> [PROBLEM TO WORK ON]: Every entry that follows should be reproduced exactly.

> [DATASET ENTRIES]:

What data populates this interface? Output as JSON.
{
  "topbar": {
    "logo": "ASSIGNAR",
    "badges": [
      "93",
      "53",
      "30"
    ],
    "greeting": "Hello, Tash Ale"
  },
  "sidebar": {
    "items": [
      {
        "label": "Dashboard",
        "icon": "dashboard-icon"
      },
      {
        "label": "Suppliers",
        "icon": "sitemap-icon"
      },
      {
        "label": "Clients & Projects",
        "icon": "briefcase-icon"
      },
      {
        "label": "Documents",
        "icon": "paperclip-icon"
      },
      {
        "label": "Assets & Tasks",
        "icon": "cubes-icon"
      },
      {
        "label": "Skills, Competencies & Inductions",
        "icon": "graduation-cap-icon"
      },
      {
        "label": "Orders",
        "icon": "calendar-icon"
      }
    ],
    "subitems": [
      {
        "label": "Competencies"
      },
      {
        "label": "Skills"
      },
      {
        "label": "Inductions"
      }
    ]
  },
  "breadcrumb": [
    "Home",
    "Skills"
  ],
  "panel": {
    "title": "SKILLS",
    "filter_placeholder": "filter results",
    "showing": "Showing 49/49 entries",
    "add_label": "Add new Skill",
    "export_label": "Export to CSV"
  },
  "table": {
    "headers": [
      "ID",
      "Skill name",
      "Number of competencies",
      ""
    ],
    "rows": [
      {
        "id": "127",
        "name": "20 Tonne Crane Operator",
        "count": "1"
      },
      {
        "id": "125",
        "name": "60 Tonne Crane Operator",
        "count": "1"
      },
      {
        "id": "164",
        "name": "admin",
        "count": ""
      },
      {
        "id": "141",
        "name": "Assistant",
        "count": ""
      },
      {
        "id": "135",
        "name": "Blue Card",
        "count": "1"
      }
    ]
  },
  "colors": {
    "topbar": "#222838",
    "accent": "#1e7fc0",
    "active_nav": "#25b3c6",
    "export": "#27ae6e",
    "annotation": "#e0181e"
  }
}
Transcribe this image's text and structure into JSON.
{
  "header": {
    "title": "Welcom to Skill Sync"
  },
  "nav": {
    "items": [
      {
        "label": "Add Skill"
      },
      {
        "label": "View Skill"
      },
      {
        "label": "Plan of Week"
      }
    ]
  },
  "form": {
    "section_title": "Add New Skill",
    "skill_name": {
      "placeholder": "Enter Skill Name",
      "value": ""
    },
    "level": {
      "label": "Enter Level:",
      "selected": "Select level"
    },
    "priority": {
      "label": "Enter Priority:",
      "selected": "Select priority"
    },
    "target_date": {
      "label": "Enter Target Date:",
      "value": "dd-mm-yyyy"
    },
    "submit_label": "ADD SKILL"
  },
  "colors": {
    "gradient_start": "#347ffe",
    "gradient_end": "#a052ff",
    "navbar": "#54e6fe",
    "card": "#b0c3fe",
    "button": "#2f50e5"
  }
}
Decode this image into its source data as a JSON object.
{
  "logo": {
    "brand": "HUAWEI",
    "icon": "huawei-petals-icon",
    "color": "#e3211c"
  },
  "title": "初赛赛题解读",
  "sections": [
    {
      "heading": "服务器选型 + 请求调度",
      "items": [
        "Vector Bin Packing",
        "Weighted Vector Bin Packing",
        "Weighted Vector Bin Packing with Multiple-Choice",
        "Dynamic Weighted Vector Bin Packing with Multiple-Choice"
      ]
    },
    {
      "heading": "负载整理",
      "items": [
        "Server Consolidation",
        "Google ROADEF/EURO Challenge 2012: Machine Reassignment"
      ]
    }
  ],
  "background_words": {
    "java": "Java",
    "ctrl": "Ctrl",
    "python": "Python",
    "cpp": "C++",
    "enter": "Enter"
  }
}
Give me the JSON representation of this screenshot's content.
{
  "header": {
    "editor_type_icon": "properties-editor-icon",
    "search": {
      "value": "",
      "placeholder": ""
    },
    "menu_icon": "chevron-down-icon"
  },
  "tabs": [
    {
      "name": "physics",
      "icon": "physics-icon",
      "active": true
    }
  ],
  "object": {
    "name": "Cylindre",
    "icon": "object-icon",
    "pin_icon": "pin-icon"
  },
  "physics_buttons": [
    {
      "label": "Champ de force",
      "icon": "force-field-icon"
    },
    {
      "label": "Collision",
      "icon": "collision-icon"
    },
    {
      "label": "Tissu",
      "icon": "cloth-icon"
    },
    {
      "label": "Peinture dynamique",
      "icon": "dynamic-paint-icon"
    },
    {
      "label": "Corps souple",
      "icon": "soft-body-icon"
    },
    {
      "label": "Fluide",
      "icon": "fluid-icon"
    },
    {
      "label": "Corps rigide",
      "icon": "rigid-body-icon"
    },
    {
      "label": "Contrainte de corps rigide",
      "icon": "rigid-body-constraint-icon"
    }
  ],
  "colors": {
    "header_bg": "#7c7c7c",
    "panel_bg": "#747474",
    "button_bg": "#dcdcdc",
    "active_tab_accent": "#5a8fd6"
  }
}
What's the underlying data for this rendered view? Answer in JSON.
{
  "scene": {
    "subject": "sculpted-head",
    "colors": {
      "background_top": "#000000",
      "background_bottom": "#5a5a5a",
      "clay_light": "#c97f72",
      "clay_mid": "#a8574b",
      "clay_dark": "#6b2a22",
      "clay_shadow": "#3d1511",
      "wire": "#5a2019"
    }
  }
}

> [ANSWER TO THIS PROBLEM]:
What data populates this interface? Output as JSON.
{
  "topbar": {
    "logo": "ASSIGNAR",
    "badges": [
      "93",
      "53",
      "30"
    ],
    "greeting": "Hello, Tash Ale"
  },
  "sidebar": {
    "items": [
      {
        "label": "Dashboard",
        "icon": "dashboard-icon"
      },
      {
        "label": "Suppliers",
        "icon": "sitemap-icon"
      },
      {
        "label": "Clients & Projects",
        "icon": "briefcase-icon"
      },
      {
        "label": "Documents",
        "icon": "paperclip-icon"
      },
      {
        "label": "Assets & Tasks",
        "icon": "cubes-icon"
      },
      {
        "label": "Skills, Competencies & Inductions",
        "icon": "graduation-cap-icon"
      },
      {
        "label": "Orders",
        "icon": "calendar-icon"
      }
    ],
    "subitems": [
      {
        "label": "Competencies"
      },
      {
        "label": "Skills"
      },
      {
        "label": "Inductions"
      }
    ]
  },
  "breadcrumb": [
    "Home",
    "Skills"
  ],
  "panel": {
    "title": "SKILLS",
    "filter_placeholder": "filter results",
    "showing": "Showing 49/49 entries",
    "add_label": "Add new Skill",
    "export_label": "Export to CSV"
  },
  "table": {
    "headers": [
      "ID",
      "Skill name",
      "Number of competencies",
      ""
    ],
    "rows": [
      {
        "id": "127",
        "name": "20 Tonne Crane Operator",
        "count": "1"
      },
      {
        "id": "125",
        "name": "60 Tonne Crane Operator",
        "count": "1"
      },
      {
        "id": "164",
        "name": "admin",
        "count": ""
      },
      {
        "id": "141",
        "name": "Assistant",
        "count": ""
      },
      {
        "id": "135",
        "name": "Blue Card",
        "count": "1"
      }
    ]
  },
  "colors": {
    "topbar": "#222838",
    "accent": "#1e7fc0",
    "active_nav": "#25b3c6",
    "export": "#27ae6e",
    "annotation": "#e0181e"
  }
}
Transcribe this image's text and structure into JSON.
{
  "header": {
    "title": "Welcom to Skill Sync"
  },
  "nav": {
    "items": [
      {
        "label": "Add Skill"
      },
      {
        "label": "View Skill"
      },
      {
        "label": "Plan of Week"
      }
    ]
  },
  "form": {
    "section_title": "Add New Skill",
    "skill_name": {
      "placeholder": "Enter Skill Name",
      "value": ""
    },
    "level": {
      "label": "Enter Level:",
      "selected": "Select level"
    },
    "priority": {
      "label": "Enter Priority:",
      "selected": "Select priority"
    },
    "target_date": {
      "label": "Enter Target Date:",
      "value": "dd-mm-yyyy"
    },
    "submit_label": "ADD SKILL"
  },
  "colors": {
    "gradient_start": "#347ffe",
    "gradient_end": "#a052ff",
    "navbar": "#54e6fe",
    "card": "#b0c3fe",
    "button": "#2f50e5"
  }
}
Decode this image into its source data as a JSON object.
{
  "logo": {
    "brand": "HUAWEI",
    "icon": "huawei-petals-icon",
    "color": "#e3211c"
  },
  "title": "初赛赛题解读",
  "sections": [
    {
      "heading": "服务器选型 + 请求调度",
      "items": [
        "Vector Bin Packing",
        "Weighted Vector Bin Packing",
        "Weighted Vector Bin Packing with Multiple-Choice",
        "Dynamic Weighted Vector Bin Packing with Multiple-Choice"
      ]
    },
    {
      "heading": "负载整理",
      "items": [
        "Server Consolidation",
        "Google ROADEF/EURO Challenge 2012: Machine Reassignment"
      ]
    }
  ],
  "background_words": {
    "java": "Java",
    "ctrl": "Ctrl",
    "python": "Python",
    "cpp": "C++",
    "enter": "Enter"
  }
}
Give me the JSON representation of this screenshot's content.
{
  "header": {
    "editor_type_icon": "properties-editor-icon",
    "search": {
      "value": "",
      "placeholder": ""
    },
    "menu_icon": "chevron-down-icon"
  },
  "tabs": [
    {
      "name": "physics",
      "icon": "physics-icon",
      "active": true
    }
  ],
  "object": {
    "name": "Cylindre",
    "icon": "object-icon",
    "pin_icon": "pin-icon"
  },
  "physics_buttons": [
    {
      "label": "Champ de force",
      "icon": "force-field-icon"
    },
    {
      "label": "Collision",
      "icon": "collision-icon"
    },
    {
      "label": "Tissu",
      "icon": "cloth-icon"
    },
    {
      "label": "Peinture dynamique",
      "icon": "dynamic-paint-icon"
    },
    {
      "label": "Corps souple",
      "icon": "soft-body-icon"
    },
    {
      "label": "Fluide",
      "icon": "fluid-icon"
    },
    {
      "label": "Corps rigide",
      "icon": "rigid-body-icon"
    },
    {
      "label": "Contrainte de corps rigide",
      "icon": "rigid-body-constraint-icon"
    }
  ],
  "colors": {
    "header_bg": "#7c7c7c",
    "panel_bg": "#747474",
    "button_bg": "#dcdcdc",
    "active_tab_accent": "#5a8fd6"
  }
}
What's the underlying data for this rendered view? Answer in JSON.
{
  "scene": {
    "subject": "sculpted-head",
    "colors": {
      "background_top": "#000000",
      "background_bottom": "#5a5a5a",
      "clay_light": "#c97f72",
      "clay_mid": "#a8574b",
      "clay_dark": "#6b2a22",
      "clay_shadow": "#3d1511",
      "wire": "#5a2019"
    }
  }
}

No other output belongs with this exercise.